**Record set**
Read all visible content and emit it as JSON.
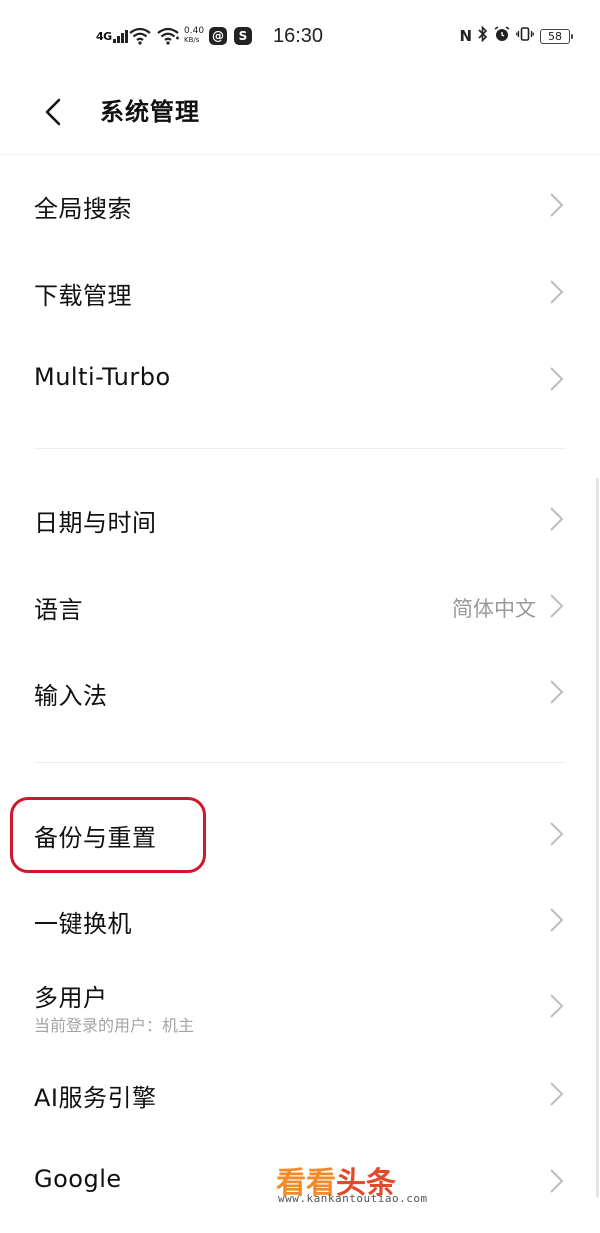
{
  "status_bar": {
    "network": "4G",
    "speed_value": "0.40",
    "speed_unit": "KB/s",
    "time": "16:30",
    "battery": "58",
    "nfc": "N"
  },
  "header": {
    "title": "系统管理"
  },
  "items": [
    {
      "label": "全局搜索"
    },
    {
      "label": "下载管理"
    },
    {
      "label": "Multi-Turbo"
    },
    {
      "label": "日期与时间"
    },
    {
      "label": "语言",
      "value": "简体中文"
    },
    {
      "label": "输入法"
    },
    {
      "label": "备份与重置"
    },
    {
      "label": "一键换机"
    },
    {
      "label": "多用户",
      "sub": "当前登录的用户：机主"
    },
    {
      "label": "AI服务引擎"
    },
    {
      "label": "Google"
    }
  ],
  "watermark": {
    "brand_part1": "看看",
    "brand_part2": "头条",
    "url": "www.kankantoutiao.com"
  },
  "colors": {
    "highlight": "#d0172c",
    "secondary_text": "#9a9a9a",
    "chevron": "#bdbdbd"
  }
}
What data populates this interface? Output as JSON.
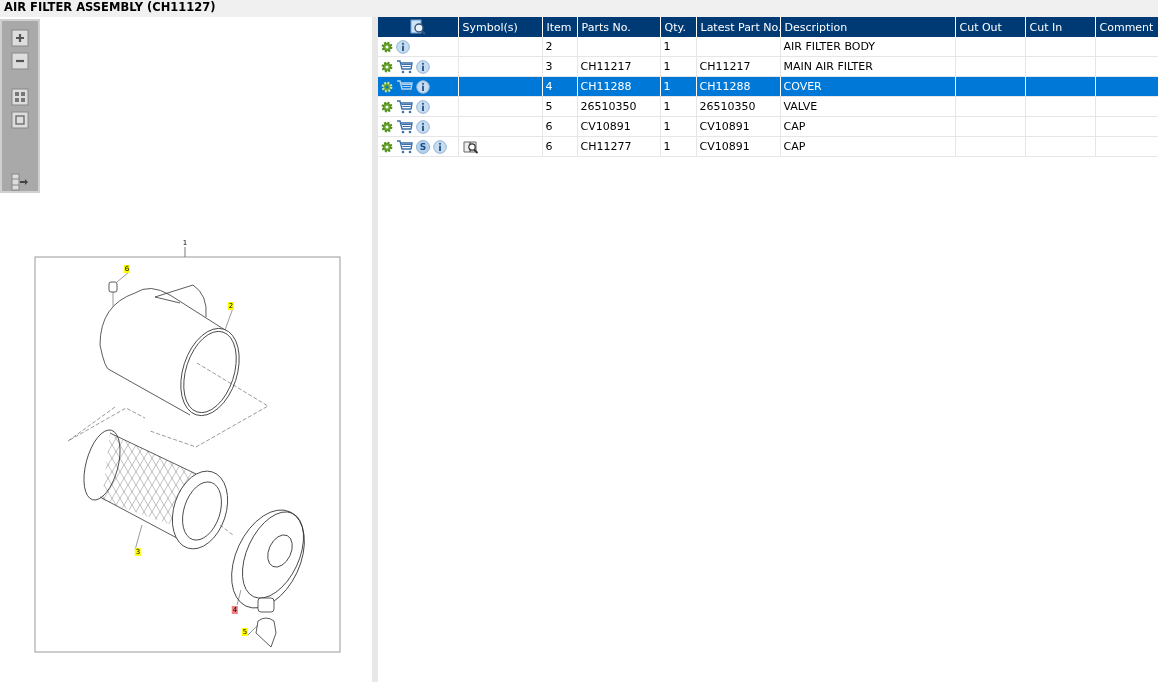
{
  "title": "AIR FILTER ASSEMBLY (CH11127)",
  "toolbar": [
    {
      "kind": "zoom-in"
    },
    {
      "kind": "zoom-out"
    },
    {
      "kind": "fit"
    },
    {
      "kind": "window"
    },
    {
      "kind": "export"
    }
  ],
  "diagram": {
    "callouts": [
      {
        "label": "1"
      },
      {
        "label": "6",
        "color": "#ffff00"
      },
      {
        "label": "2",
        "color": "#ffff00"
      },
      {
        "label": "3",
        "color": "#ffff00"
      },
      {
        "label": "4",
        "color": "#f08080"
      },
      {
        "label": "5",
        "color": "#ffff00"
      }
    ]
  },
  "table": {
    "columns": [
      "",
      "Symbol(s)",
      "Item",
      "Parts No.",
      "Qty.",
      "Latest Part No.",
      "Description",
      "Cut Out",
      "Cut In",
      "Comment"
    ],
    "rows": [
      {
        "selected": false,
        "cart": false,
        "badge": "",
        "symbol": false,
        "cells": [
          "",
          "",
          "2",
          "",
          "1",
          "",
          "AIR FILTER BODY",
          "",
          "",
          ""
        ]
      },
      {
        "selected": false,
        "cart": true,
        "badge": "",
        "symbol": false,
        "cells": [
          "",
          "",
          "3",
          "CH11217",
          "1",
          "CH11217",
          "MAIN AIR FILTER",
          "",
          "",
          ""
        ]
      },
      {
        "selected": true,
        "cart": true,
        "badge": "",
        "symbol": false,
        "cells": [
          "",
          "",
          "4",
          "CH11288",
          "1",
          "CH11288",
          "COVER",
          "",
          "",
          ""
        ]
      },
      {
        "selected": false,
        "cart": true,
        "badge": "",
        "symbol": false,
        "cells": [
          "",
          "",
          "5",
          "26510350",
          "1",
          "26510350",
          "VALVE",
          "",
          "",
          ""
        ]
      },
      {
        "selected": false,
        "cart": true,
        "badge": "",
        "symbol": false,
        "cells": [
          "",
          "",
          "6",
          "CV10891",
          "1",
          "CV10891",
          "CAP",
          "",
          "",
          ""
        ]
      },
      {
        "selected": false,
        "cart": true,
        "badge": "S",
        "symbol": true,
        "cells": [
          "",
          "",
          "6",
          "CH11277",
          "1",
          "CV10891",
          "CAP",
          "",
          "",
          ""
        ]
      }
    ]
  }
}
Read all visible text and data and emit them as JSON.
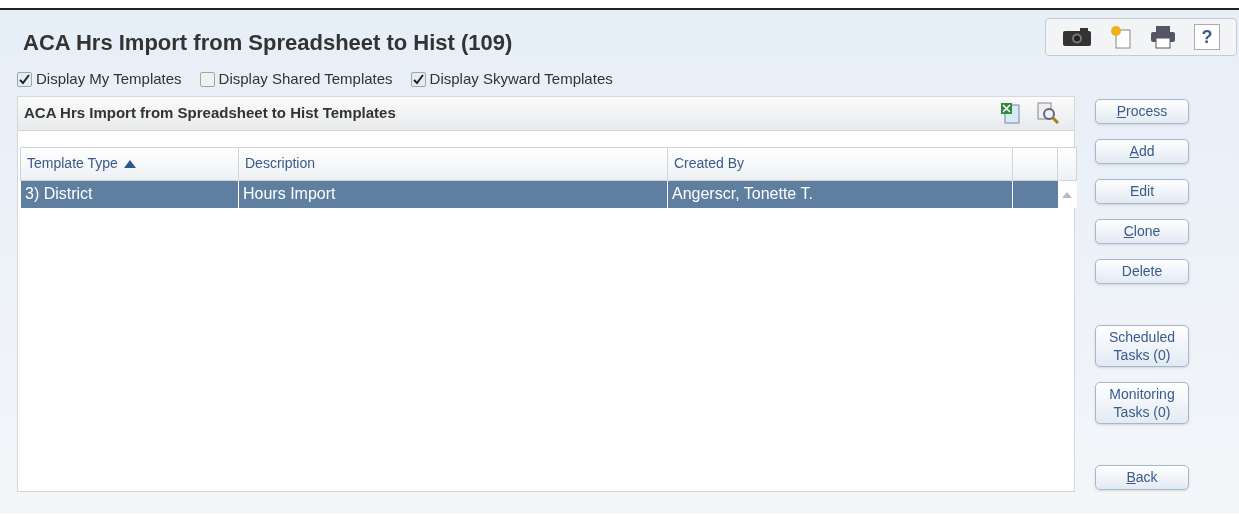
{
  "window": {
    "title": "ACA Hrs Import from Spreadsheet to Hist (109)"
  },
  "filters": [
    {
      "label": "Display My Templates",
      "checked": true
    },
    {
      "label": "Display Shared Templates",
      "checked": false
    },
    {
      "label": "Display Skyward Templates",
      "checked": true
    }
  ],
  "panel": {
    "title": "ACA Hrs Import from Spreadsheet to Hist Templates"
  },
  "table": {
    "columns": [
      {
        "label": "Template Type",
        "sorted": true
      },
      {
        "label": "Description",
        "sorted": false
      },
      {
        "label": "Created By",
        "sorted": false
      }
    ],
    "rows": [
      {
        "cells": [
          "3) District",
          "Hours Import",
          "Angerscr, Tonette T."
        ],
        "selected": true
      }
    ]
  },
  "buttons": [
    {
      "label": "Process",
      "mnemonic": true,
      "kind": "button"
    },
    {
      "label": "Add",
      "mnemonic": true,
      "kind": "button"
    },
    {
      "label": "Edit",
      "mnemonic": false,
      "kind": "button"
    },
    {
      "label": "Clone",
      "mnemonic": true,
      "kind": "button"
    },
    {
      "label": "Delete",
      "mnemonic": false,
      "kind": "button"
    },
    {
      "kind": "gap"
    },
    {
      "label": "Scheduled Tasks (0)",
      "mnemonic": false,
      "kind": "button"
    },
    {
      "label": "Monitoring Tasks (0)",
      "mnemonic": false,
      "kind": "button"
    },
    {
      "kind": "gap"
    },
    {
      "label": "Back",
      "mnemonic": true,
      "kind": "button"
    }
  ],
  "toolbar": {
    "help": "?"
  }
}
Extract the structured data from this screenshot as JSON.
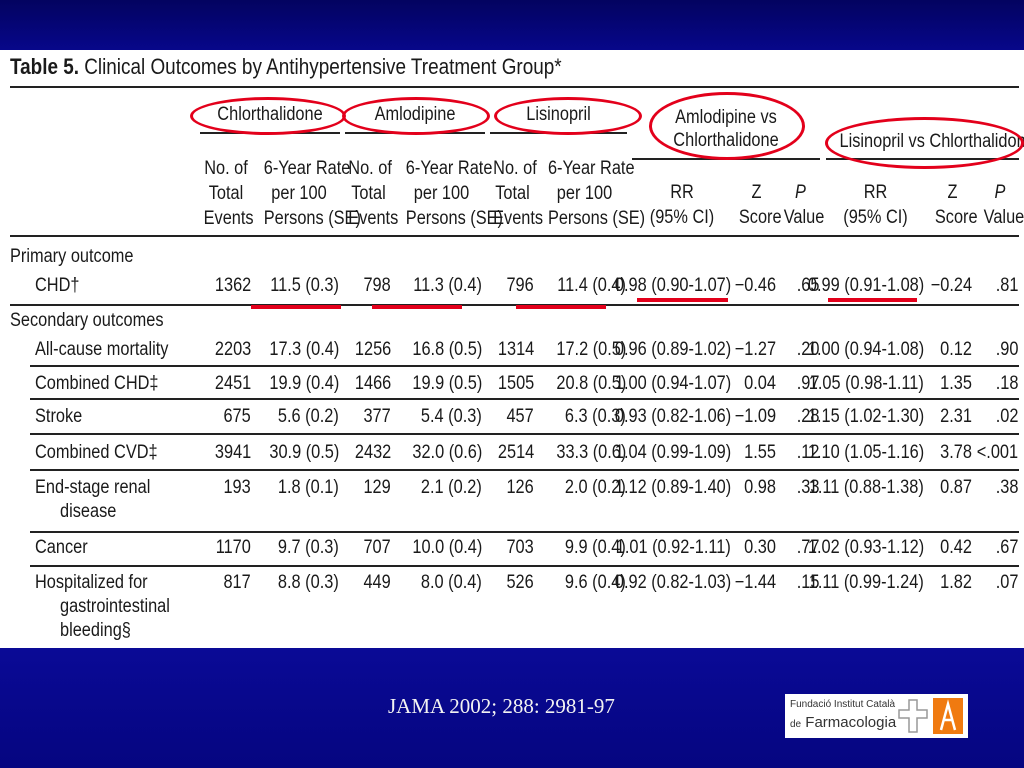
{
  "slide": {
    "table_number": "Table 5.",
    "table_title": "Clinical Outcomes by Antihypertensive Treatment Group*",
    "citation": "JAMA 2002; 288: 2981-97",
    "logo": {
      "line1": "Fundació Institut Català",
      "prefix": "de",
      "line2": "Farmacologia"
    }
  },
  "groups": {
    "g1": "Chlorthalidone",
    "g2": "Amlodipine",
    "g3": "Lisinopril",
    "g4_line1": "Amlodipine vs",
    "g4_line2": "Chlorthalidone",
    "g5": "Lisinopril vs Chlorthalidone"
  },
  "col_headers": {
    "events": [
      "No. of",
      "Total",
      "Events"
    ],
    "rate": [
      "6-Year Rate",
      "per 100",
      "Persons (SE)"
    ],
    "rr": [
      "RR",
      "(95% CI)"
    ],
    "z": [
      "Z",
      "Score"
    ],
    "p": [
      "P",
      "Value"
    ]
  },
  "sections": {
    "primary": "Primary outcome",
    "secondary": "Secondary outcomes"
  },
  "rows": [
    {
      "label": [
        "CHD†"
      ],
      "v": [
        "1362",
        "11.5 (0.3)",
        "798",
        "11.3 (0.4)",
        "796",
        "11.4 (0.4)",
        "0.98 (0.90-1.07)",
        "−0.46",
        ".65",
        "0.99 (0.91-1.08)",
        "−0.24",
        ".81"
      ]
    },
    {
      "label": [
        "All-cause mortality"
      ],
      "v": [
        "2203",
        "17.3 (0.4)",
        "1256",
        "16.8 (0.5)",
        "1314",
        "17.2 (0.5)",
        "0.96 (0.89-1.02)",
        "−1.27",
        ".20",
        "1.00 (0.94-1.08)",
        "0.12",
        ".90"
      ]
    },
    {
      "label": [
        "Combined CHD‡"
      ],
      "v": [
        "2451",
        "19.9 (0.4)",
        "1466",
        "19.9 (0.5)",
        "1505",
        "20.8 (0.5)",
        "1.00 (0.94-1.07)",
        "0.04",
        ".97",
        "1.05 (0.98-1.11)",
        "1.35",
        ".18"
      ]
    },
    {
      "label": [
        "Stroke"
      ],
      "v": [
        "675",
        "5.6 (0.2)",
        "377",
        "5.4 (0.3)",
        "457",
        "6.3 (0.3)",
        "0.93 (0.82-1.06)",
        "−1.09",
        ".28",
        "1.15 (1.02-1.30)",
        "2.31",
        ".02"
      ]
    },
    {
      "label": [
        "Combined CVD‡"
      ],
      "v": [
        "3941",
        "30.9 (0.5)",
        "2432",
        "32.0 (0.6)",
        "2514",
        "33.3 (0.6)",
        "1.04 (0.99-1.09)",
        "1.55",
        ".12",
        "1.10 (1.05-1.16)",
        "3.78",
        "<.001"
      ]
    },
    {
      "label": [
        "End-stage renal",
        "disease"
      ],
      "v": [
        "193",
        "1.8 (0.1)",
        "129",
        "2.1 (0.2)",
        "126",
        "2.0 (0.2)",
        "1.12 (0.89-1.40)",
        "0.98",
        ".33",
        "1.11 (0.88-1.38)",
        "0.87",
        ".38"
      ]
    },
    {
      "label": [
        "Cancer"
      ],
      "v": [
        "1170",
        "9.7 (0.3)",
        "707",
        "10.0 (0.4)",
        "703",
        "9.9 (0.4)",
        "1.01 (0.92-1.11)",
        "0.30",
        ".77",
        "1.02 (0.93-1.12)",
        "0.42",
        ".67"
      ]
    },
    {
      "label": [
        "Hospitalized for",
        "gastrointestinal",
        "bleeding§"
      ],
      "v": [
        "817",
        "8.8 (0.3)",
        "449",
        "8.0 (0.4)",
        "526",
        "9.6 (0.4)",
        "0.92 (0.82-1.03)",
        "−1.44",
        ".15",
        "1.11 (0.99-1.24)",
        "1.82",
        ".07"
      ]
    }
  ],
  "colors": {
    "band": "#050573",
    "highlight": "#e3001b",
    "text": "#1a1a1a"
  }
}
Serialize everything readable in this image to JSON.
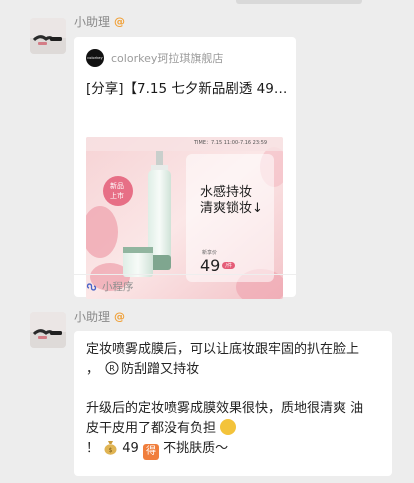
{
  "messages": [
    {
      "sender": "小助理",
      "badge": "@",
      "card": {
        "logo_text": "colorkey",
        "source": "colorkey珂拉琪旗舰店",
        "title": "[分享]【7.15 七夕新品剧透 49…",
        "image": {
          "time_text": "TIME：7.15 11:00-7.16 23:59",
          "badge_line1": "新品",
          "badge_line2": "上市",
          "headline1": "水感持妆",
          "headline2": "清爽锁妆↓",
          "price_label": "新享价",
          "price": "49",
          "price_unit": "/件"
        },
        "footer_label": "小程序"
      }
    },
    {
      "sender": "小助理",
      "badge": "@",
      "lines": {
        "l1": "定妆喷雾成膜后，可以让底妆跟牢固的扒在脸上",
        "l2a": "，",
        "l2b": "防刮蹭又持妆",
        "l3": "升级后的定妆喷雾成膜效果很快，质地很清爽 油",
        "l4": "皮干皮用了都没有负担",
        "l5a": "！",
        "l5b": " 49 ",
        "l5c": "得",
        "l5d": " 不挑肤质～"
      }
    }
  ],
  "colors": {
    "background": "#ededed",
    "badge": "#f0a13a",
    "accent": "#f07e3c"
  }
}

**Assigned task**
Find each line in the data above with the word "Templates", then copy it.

**Output of the task**
      "label": "Display My Templates",
      "label": "Display Shared Templates",
      "label": "Display Skyward Templates",
    "title": "ACA Hrs Import from Spreadsheet to Hist Templates"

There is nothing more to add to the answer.